• [Required work] Locate the word "number" in the entries below, then gather every line that holds it.

- - - -

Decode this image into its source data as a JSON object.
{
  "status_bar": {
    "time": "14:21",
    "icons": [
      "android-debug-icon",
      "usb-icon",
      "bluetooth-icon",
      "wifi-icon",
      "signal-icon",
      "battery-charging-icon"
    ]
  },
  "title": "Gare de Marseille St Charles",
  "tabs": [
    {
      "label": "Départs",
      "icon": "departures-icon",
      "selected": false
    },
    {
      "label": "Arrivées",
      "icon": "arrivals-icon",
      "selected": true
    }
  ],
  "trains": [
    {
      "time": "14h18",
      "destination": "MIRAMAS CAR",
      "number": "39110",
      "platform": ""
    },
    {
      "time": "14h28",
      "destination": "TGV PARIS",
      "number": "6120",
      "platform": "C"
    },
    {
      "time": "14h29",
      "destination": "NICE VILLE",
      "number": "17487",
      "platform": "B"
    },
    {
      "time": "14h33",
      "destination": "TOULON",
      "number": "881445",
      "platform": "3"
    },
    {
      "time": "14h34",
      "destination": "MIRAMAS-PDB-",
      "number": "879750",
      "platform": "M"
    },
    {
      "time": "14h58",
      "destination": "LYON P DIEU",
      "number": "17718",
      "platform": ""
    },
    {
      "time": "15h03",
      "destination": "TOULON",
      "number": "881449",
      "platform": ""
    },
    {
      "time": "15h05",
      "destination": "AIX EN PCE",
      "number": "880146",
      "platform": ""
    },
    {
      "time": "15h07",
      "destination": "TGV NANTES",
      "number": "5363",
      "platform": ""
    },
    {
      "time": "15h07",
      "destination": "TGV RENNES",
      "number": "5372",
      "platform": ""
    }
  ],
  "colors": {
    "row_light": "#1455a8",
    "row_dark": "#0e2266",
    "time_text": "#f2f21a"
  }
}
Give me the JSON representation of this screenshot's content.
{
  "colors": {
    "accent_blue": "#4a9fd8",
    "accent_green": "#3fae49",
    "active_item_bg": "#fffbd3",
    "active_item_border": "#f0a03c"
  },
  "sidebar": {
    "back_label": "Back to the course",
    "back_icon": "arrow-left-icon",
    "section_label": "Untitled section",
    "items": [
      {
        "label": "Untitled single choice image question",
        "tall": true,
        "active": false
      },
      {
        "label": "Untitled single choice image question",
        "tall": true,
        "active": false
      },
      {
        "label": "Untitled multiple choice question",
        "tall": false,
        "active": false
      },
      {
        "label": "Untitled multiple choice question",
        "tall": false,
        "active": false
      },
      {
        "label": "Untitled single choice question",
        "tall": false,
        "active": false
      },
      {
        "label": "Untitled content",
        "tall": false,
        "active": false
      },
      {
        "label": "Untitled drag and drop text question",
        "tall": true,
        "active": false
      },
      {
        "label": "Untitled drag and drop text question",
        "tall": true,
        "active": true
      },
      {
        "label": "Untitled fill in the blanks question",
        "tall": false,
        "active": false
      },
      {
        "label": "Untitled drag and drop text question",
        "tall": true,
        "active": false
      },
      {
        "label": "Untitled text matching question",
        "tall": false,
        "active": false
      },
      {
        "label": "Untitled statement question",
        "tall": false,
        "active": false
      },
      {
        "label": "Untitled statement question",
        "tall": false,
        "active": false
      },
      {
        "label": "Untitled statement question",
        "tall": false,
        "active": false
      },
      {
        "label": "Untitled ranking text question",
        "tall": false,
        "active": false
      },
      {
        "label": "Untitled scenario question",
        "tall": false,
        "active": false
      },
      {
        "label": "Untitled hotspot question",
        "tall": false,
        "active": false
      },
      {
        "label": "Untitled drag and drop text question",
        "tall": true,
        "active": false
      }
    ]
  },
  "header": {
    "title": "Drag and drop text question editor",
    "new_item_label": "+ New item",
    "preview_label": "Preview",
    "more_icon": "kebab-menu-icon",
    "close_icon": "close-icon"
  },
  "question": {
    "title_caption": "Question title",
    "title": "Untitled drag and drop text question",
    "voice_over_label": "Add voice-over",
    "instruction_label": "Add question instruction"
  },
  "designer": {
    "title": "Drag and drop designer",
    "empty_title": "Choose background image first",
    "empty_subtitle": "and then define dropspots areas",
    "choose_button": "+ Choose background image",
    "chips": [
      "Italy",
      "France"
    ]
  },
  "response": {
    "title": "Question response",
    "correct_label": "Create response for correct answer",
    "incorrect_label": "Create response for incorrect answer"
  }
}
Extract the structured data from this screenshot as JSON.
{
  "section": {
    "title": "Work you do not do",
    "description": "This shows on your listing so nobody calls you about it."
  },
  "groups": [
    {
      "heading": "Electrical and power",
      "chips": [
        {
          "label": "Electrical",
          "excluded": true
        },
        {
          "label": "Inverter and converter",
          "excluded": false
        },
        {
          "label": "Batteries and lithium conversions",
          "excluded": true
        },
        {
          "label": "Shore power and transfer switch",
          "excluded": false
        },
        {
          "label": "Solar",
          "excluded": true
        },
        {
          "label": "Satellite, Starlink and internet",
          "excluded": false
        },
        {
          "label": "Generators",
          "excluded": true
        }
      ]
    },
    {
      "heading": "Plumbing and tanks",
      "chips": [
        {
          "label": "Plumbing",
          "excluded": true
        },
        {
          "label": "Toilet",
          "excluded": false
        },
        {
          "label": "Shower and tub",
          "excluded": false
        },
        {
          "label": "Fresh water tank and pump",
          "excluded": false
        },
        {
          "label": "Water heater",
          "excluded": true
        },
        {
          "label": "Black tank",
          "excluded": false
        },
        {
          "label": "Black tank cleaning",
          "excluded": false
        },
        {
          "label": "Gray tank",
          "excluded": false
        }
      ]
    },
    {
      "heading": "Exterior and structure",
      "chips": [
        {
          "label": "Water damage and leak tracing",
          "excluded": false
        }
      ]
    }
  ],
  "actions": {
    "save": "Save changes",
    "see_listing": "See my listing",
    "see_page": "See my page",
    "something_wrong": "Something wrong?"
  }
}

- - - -

• [Answer to this problem]
      "number": "39110",
      "number": "6120",
      "number": "17487",
      "number": "881445",
      "number": "879750",
      "number": "17718",
      "number": "881449",
      "number": "880146",
      "number": "5363",
      "number": "5372",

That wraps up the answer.